|Pedals (Another Newbie Question)||EOWilson|
Jun 2, 2002 6:43 AM
|Which pedal is more efficient (transfers power better from foot to pedal) .... toe clip pedals or toe-in pedals? Is one more comfortable than the other? I will be riding road bikes on century's and triathlons.|
Jun 2, 2002 7:37 AM
|Pedals with a cage attached that have straps that secure your foot by tightening the strap are old-fashioned. You don't want these.
Modern clipless pedals have mechanical retention and rely on a cleat that stays permanently attached to the bottom of your cycling shoe. This you want.
Deciding on types is difficult for some. There are Looks, Time, Speedplays, Shimano SPD's, Campagnolo, and several other makers.
All the above offer the most efficiency possible. Comfort comes mostly from the quality of shoe and fit. Some float or give in the cleat/pedal interface is necessary so your ankles and knees aren't locked into a less than perfect position that develops into injury.
|re: Pedals (Another Newbie Question)||JOM|
Jun 2, 2002 2:15 PM
Forget the straps and immediately buy a set of Speedplay X3's (or a higher model if you prefer). They are very light, easy to get out of, and provide the most freedom for your knees. After riding everything from straps, Time, Look, and Shimano, all of my bikes now have SpeedPlays.

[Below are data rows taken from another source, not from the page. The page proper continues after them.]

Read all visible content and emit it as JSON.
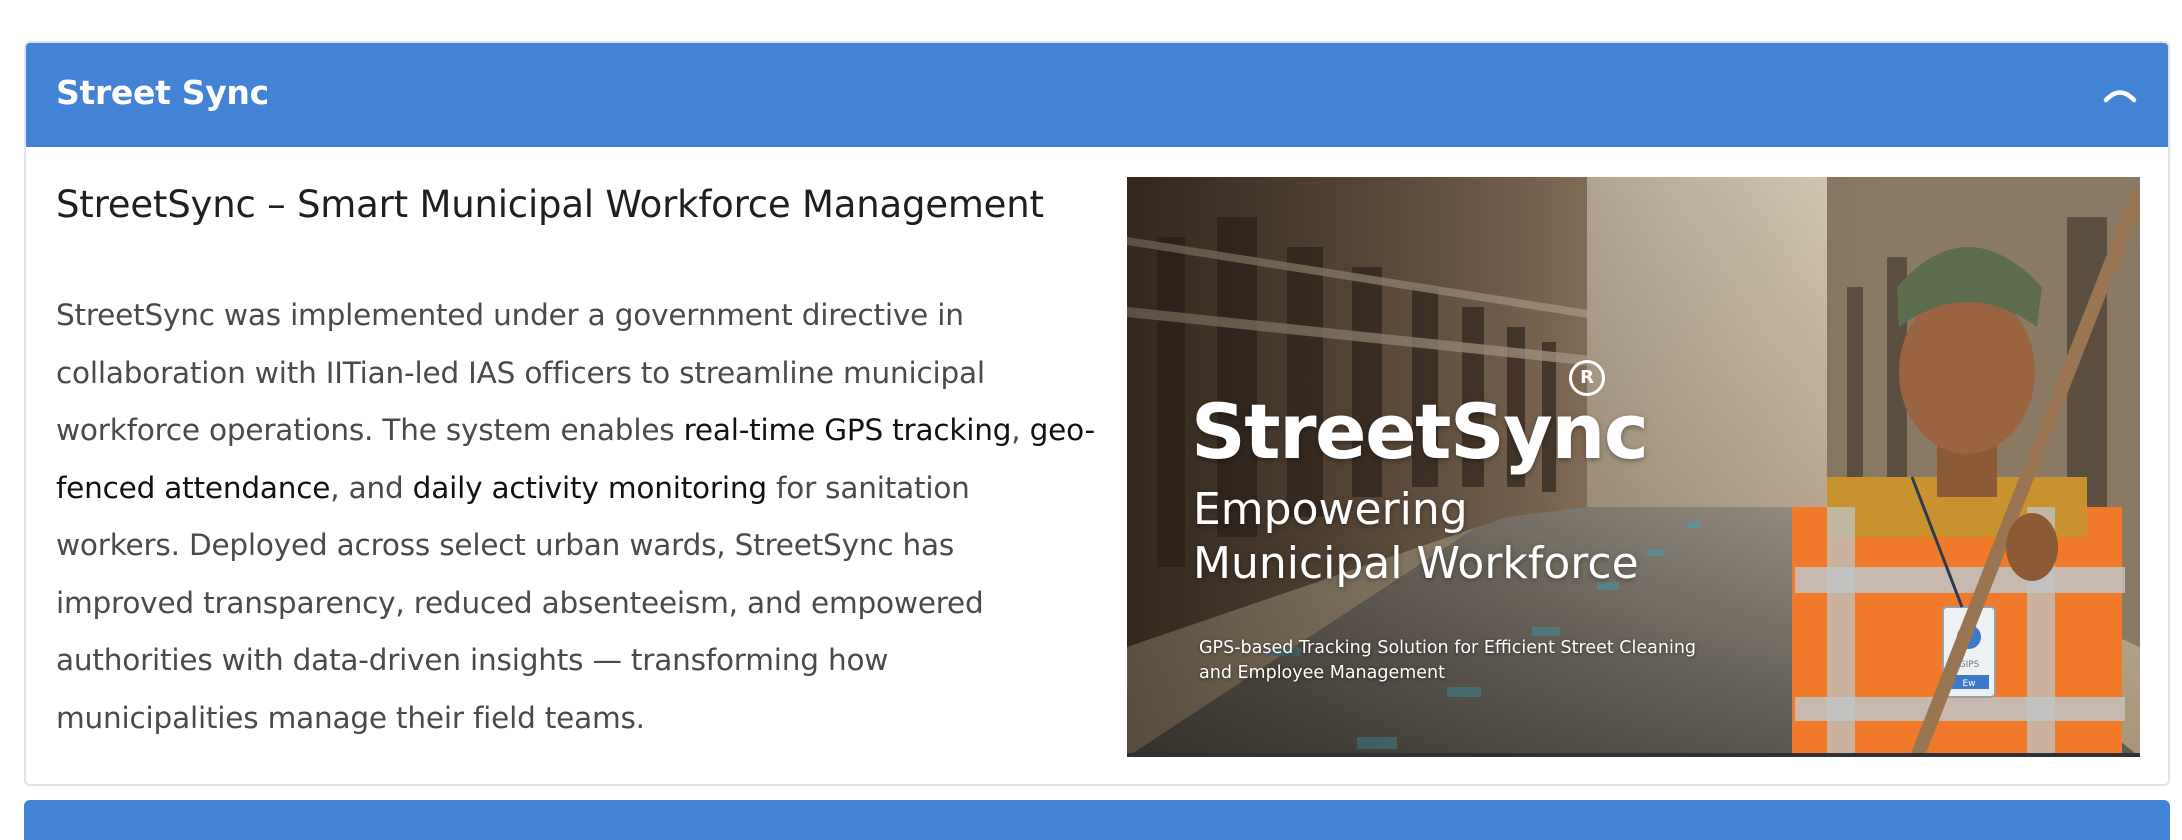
{
  "section": {
    "title": "Street Sync",
    "toggle_icon": "chevron-up-icon"
  },
  "content": {
    "heading": "StreetSync – Smart Municipal Workforce Management",
    "paragraph": {
      "p1": "StreetSync was implemented under a government directive in collaboration with IITian-led IAS officers to streamline municipal workforce operations. The system enables ",
      "h1": "real-time GPS tracking",
      "p2": ", ",
      "h2": "geo-fenced attendance",
      "p3": ", and ",
      "h3": "daily activity monitoring",
      "p4": " for sanitation workers. Deployed across select urban wards, StreetSync has improved transparency, reduced absenteeism, and empowered authorities with data-driven insights — transforming how municipalities manage their field teams."
    }
  },
  "banner": {
    "brand": "StreetSync",
    "registered_mark": "R",
    "tagline_line1": "Empowering",
    "tagline_line2": "Municipal Workforce",
    "subtext_line1": "GPS-based Tracking Solution for Efficient Street Cleaning",
    "subtext_line2": "and Employee Management",
    "id_card_text_top": "GIPS",
    "id_card_text_bottom": "Ew"
  },
  "colors": {
    "header_bg": "#4383d6",
    "header_text": "#ffffff",
    "body_text": "#4a4a4a",
    "highlight_text": "#111111",
    "vest_orange": "#f07a2a"
  }
}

|As a track racer my take on this...||PODIUMBOUNDdotCA|
Jun 2, 2002 2:57 PM
|I'm a track racer and have used both clips and straps (toe clip pedals) and clipless pedals. Both have their advantages and disadvantages.
Toe clips are great to keep your foot securely in the pedal but if you tighten them up as much as I do which would be unlikely since I'm a sprinter... you'll break straps. And the worst part about clips and straps is they are hard enough to get out of with regular shoes let alone cycling specific shoes with a cleat that slots into the pedal. Basically if you ever bail... your in trouble. Then if your scared of this and undertighten the straps you can't pull up as efficiently as you should. Which for a little ways won't hurt you but over a long distance it will rob a lot of energy.
So my vote is for clipless pedals. I'm a fan of the new Shimano SPD-R pedals. The new generation with the teflon coated claw are silky smooth to get in and out of and have a wide variety of adjustment for release tension. Paired with Shimano shoes they have almost no height difference between your foot and the axle spinkle which is very important 1) for comfort and 2) for power transfer which over the course of a triatholon or century can save you minutes.
PodiumBound.ca and supporter of Shimano pedals and shoes
|re: Pedals (Another Newbie Question)||raboboy|
Jun 3, 2002 6:54 AM
|Also, depending on where you ride, and what you are planning on doing, you might also consider Mountain Bike shoes & pedals. Road shoes have NO tread. So, if you plan on doing some walking on your rides (ie, going into a store, coffee-shop, etc.) i'd reccommend MTB shoes & pedals. Besides regular riding, I try to do all my errands & whatnot on my bike and they have come in handy. I have Time ATAC and have found them sturdy, very easy to clip into and out of, with plenty of float. Also, all MTB pedals are double-sided so it doesn't matter which side you clip into making it all that much easier.
Just something to consider.